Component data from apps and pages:
[Start of section]

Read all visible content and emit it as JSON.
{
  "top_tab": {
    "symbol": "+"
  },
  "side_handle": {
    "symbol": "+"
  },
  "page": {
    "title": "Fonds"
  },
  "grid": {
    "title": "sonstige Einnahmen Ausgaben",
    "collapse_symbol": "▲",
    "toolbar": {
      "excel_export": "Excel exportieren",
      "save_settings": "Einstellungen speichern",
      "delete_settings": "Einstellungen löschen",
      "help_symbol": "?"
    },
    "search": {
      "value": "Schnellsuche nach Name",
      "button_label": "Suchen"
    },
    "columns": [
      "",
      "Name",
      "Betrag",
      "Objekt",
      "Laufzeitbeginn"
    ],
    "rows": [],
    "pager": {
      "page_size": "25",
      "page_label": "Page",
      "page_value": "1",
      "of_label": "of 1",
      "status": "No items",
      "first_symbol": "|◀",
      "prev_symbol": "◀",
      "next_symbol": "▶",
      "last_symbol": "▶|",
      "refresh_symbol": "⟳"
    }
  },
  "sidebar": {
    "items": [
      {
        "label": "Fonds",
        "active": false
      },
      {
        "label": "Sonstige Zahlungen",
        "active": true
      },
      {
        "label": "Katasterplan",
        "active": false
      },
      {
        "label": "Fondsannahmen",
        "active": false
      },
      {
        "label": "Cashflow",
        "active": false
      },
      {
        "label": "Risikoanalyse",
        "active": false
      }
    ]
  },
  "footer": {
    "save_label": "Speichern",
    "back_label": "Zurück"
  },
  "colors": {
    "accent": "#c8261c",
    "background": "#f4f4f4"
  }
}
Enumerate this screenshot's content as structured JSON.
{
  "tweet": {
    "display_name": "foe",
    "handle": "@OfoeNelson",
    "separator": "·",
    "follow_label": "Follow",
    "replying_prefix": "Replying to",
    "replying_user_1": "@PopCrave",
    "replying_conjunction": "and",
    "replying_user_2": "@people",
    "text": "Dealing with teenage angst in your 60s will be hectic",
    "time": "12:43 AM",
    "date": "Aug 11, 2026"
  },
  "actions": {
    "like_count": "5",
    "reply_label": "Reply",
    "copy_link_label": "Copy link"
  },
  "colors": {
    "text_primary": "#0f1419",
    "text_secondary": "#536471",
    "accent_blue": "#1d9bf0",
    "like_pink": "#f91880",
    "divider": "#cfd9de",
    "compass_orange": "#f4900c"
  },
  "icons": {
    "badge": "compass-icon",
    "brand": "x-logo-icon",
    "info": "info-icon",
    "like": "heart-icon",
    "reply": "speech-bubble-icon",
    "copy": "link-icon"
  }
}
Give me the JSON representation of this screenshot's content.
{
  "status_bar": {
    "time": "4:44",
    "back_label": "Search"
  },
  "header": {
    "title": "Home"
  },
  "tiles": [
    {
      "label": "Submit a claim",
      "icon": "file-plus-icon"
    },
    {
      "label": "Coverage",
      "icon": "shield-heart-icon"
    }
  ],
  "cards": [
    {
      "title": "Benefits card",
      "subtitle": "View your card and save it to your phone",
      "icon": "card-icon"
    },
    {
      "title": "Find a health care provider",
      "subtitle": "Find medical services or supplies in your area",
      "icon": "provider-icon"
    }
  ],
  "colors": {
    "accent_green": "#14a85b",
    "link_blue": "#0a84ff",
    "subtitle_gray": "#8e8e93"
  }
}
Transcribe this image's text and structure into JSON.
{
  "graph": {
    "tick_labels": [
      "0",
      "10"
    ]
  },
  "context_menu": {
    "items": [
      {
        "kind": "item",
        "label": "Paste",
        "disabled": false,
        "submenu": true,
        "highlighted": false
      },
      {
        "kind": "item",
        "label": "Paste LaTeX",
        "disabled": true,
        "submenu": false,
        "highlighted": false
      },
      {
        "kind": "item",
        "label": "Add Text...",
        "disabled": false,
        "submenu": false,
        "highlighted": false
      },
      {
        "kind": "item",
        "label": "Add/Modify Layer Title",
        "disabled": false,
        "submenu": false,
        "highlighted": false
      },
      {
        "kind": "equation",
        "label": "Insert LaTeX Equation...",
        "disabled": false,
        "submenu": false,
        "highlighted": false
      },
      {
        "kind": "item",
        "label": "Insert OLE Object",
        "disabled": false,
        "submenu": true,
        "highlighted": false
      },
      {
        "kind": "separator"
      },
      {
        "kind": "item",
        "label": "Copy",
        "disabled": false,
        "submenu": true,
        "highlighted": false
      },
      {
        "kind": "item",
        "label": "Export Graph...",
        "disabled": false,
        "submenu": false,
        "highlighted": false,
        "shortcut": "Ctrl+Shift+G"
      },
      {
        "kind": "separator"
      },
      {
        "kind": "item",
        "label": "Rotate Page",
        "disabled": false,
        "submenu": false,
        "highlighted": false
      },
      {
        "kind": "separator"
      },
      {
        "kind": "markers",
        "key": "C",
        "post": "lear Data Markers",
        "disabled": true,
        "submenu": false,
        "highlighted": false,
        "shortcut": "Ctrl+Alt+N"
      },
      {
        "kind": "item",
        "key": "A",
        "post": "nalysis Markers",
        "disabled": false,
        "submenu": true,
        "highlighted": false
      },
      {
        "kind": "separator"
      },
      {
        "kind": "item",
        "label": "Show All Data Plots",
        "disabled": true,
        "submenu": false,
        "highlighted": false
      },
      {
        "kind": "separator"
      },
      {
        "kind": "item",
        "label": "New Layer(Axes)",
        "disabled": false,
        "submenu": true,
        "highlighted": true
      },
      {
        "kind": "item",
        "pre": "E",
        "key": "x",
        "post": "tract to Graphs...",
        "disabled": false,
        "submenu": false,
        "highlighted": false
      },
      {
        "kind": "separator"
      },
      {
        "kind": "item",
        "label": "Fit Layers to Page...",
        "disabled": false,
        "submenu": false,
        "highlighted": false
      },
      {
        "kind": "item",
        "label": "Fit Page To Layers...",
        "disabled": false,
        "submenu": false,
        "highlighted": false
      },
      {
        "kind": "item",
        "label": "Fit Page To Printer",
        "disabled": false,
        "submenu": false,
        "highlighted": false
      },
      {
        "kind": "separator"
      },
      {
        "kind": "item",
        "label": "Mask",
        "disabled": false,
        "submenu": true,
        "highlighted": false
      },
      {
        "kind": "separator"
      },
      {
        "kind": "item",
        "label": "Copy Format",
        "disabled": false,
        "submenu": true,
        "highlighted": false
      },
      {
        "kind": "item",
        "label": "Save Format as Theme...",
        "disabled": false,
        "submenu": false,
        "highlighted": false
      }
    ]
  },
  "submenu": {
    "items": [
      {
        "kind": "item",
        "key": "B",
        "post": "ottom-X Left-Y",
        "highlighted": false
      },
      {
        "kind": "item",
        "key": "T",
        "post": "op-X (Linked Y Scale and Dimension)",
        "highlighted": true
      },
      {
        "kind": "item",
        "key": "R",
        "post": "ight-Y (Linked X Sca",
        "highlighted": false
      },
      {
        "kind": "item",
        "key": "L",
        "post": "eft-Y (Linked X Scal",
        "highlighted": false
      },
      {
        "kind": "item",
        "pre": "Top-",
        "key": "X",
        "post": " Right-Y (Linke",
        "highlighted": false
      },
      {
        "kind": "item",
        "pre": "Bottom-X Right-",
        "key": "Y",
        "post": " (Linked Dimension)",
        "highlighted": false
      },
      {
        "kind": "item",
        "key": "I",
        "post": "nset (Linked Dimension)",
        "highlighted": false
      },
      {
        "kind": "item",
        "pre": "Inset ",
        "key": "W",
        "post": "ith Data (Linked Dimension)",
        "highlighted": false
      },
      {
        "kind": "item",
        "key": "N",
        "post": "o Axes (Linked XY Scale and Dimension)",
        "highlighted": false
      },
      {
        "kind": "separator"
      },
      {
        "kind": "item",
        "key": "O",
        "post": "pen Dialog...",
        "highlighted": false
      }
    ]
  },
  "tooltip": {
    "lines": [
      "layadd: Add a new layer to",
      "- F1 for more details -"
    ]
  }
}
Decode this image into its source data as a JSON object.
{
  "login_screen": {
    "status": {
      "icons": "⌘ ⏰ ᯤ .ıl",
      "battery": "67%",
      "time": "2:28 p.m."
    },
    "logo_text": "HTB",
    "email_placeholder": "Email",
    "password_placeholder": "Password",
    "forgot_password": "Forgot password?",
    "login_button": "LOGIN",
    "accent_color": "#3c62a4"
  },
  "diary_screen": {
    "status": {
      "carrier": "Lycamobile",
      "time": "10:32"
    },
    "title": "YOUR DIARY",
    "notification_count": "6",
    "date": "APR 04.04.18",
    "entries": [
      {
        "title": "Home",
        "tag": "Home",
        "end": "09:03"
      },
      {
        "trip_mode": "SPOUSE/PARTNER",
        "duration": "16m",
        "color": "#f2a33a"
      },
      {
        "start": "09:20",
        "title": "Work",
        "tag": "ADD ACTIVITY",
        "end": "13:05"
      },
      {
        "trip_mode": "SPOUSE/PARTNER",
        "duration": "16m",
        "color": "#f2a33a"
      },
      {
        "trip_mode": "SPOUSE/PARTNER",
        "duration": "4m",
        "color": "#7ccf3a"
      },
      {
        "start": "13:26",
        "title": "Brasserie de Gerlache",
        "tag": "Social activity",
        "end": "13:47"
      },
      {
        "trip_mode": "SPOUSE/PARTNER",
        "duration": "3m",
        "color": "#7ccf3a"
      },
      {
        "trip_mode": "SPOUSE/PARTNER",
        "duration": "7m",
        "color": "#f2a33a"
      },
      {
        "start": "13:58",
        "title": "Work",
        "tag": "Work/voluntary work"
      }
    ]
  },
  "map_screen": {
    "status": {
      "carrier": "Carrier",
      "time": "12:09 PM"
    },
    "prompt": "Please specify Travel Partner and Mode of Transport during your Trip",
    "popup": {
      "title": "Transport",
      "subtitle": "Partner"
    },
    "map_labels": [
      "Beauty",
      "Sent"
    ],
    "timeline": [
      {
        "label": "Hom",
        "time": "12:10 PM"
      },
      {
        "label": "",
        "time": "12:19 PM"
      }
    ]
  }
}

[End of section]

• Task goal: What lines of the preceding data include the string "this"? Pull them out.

• Exercise result:
Enumerate this screenshot's content as structured JSON.
Give me the JSON representation of this screenshot's content.
Transcribe this image's text and structure into JSON.
Decode this image into its source data as a JSON object.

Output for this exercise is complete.